> [Required work]:
Within the listing that follows, state how many lines include the word "Could"; write only that number.

- Opening Delimiter -

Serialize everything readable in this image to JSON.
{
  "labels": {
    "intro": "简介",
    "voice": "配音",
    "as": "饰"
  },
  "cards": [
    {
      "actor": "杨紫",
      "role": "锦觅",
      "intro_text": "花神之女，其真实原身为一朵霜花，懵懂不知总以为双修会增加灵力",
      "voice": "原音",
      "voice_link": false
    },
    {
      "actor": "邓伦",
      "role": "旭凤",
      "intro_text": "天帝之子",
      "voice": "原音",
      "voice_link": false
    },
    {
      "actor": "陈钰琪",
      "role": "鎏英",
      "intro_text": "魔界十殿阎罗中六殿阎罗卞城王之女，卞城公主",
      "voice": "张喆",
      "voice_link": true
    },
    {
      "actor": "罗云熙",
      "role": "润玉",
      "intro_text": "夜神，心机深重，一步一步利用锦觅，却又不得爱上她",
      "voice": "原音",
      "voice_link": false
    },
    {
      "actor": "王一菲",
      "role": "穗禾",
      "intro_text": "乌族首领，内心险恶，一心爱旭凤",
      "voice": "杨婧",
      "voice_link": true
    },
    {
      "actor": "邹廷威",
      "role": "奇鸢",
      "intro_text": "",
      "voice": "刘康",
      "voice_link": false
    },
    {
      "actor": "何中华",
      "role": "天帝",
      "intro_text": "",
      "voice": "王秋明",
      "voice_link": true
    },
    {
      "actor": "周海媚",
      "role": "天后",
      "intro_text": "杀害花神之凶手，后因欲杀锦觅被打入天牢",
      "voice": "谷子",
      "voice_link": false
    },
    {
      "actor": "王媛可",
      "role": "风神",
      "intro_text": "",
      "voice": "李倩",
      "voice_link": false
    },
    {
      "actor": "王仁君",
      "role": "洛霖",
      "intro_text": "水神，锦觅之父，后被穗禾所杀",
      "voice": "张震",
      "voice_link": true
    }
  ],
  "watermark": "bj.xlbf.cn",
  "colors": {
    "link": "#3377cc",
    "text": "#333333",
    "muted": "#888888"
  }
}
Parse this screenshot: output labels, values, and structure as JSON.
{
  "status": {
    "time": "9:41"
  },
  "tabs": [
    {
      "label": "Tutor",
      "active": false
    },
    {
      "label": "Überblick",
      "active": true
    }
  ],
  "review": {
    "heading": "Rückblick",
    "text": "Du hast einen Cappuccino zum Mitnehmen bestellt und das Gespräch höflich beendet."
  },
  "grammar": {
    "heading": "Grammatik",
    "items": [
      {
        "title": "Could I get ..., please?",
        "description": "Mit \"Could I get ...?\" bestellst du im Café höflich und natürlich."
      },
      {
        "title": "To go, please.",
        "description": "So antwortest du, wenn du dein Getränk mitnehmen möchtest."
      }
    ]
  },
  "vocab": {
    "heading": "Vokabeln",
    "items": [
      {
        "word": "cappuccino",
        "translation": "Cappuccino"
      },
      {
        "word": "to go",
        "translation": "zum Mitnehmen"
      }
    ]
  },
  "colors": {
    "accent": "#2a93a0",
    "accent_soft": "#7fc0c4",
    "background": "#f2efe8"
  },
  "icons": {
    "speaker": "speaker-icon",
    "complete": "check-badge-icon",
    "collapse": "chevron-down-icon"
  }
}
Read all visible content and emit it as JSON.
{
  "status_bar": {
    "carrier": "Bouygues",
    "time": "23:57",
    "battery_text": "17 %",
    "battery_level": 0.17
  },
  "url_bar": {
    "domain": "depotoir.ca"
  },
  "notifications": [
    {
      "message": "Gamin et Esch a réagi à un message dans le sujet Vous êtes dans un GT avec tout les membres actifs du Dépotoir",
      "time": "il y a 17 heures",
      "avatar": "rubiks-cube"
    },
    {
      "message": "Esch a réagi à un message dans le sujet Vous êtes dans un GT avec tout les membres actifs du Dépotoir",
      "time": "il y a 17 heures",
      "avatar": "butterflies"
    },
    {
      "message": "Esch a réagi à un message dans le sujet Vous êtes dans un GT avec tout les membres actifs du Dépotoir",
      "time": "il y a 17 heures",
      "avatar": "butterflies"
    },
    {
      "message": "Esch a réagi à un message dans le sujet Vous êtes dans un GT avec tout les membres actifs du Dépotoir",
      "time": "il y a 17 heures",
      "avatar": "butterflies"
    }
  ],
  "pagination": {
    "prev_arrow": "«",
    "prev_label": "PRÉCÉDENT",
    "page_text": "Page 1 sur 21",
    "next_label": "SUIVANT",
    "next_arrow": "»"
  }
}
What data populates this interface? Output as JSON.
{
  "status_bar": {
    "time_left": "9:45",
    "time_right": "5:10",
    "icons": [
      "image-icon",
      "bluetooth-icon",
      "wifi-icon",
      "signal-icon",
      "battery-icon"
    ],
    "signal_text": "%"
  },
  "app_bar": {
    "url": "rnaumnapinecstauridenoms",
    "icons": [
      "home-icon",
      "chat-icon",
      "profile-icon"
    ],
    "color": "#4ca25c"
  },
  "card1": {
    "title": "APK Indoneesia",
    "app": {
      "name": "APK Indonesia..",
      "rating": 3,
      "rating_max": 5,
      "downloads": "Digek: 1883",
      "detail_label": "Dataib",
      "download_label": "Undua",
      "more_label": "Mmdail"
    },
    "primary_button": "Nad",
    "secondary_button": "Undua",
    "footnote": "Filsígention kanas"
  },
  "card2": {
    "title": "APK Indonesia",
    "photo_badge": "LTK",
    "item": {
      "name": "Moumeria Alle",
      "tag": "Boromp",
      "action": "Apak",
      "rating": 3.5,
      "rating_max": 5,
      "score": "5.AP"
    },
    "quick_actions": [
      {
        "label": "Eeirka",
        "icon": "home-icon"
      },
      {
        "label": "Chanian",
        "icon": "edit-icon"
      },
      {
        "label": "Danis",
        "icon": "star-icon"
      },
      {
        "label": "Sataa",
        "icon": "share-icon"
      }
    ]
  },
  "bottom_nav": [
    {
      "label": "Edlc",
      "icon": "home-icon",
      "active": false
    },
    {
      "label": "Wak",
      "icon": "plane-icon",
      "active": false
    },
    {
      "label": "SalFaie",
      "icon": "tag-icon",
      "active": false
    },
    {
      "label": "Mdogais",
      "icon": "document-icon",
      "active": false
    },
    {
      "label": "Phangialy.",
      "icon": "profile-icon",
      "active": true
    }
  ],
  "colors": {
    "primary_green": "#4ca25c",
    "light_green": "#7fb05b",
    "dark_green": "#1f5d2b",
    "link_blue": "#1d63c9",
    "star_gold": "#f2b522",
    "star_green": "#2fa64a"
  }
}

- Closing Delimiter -

> [Answer box]:
2